If this wasn't enough to shred any hopes of maintaining a user interface that was as simple as the old trucks in the fleet, there's still more that needs to be added to the mix. Field acquisition cameras are in a slow transition, due mostly to their expense. As the cameras change, so do the needs in the truck. For example, mast-mounted cameras were not initially available in 16:9 format, even though the rest of the equipment in the truck was available in the format. Mast cameras, once an inexpensive novelty feature on trucks, have become nearly as sophisticated and expensive as the handheld camera.

Audio and video

Local newsgathering is often not even in stereo, Dye said. This makes the jump to 5.1 feel even bigger. The industry tends to forget sound, he said. Also surround could mean a lot of extra work for the sound crew. Audio in trucks has remained analog, primarily to accommodate ease of microphone mixing, even though video is mostly digital.

Whether or not to embed is a frequent question, Reed said. The audio delay problem is another issue that must be dealt with when building current systems. As the video is processed and the audio is not, there is a departure in the timing between image and sound. How much delay is acceptable and what to do about it is now part of the system engineering discussion.

To be tried and true

The fast pace of change feels unnatural to the OB truck world. In the past, the equipment could endure the life of the truck and live again in a new truck. This has changed. Now, some equipment is short-term, to be replaced in a few months or years when the station purchases new cameras or begins full HD news broadcasts.

HD equipment is expensive, and it is not as easy to determine what equipment has the architecture and stamina to withstand the tides of change. Also, product design changes more rapidly than in the past.

“Make it SDI today, but upgradable to HD for tomorrow” is a common request, Reed said, but to what extent is the system HD? How much are you willing to invest now in order to ease the eventual transition? The truck business is very competitive, and even a slight difference in interpretation of this request can change the overall cost of the vehicle.

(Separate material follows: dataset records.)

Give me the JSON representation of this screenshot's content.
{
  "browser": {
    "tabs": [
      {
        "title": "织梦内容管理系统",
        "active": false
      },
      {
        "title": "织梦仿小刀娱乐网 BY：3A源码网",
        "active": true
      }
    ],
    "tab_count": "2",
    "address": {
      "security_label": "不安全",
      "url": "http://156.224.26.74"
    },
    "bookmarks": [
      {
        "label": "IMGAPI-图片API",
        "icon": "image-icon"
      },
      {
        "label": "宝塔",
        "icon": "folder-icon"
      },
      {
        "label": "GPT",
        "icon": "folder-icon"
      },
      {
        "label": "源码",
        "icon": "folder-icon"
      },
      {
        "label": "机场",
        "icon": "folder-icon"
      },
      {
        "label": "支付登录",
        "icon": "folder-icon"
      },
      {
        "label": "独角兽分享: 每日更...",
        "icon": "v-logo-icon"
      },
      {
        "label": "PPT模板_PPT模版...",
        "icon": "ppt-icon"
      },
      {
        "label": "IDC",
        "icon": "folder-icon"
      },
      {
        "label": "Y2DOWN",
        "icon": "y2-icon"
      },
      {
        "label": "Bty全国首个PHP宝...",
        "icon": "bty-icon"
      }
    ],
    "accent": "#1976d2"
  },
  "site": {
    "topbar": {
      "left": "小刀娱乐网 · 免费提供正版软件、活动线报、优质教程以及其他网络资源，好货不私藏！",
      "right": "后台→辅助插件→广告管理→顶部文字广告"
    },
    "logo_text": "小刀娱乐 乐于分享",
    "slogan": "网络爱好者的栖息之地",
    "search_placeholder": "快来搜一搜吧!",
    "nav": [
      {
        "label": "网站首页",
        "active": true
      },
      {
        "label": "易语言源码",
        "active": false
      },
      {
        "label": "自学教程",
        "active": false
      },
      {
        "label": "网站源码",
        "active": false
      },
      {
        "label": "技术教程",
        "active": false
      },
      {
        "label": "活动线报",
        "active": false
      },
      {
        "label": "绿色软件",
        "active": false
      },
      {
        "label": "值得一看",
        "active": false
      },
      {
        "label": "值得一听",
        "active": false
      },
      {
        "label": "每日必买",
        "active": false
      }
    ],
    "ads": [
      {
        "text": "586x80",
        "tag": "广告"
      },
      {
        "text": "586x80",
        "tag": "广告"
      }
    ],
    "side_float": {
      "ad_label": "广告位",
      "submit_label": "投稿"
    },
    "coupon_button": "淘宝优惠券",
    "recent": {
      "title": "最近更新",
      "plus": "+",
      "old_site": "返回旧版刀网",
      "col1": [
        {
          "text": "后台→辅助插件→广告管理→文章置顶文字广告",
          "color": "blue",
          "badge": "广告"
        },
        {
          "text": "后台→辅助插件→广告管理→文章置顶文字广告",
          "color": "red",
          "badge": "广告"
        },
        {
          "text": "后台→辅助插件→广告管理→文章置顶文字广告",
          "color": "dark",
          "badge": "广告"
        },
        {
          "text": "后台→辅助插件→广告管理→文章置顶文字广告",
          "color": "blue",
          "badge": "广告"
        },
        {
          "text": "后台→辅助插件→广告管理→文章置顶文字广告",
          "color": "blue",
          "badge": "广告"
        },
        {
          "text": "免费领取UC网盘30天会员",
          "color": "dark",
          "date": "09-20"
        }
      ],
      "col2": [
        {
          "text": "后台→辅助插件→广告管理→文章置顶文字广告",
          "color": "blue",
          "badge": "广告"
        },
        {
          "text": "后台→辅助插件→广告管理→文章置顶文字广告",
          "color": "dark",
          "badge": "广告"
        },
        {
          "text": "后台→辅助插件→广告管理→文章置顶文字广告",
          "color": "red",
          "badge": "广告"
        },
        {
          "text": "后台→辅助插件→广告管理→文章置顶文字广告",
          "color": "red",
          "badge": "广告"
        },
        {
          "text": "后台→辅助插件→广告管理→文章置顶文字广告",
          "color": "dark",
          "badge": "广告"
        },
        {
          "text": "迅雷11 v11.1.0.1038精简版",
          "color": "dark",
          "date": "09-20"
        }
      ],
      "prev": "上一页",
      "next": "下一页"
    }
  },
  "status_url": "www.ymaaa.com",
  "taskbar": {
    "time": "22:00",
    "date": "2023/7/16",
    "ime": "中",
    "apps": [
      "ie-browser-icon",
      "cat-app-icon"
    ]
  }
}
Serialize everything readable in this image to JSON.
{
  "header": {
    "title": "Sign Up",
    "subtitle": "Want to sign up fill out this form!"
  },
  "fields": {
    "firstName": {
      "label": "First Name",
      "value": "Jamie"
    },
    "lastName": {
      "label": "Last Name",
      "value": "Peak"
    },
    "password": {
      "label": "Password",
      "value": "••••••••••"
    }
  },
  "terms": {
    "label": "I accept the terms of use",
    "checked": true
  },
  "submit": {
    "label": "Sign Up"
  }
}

You many not need to broadcast in HD yet, but that is where the industry is headed. Keep these issues in mind when you need to upgrade your OB fleet.

Spring Suptic is an associate editor for Broadcast Engineering.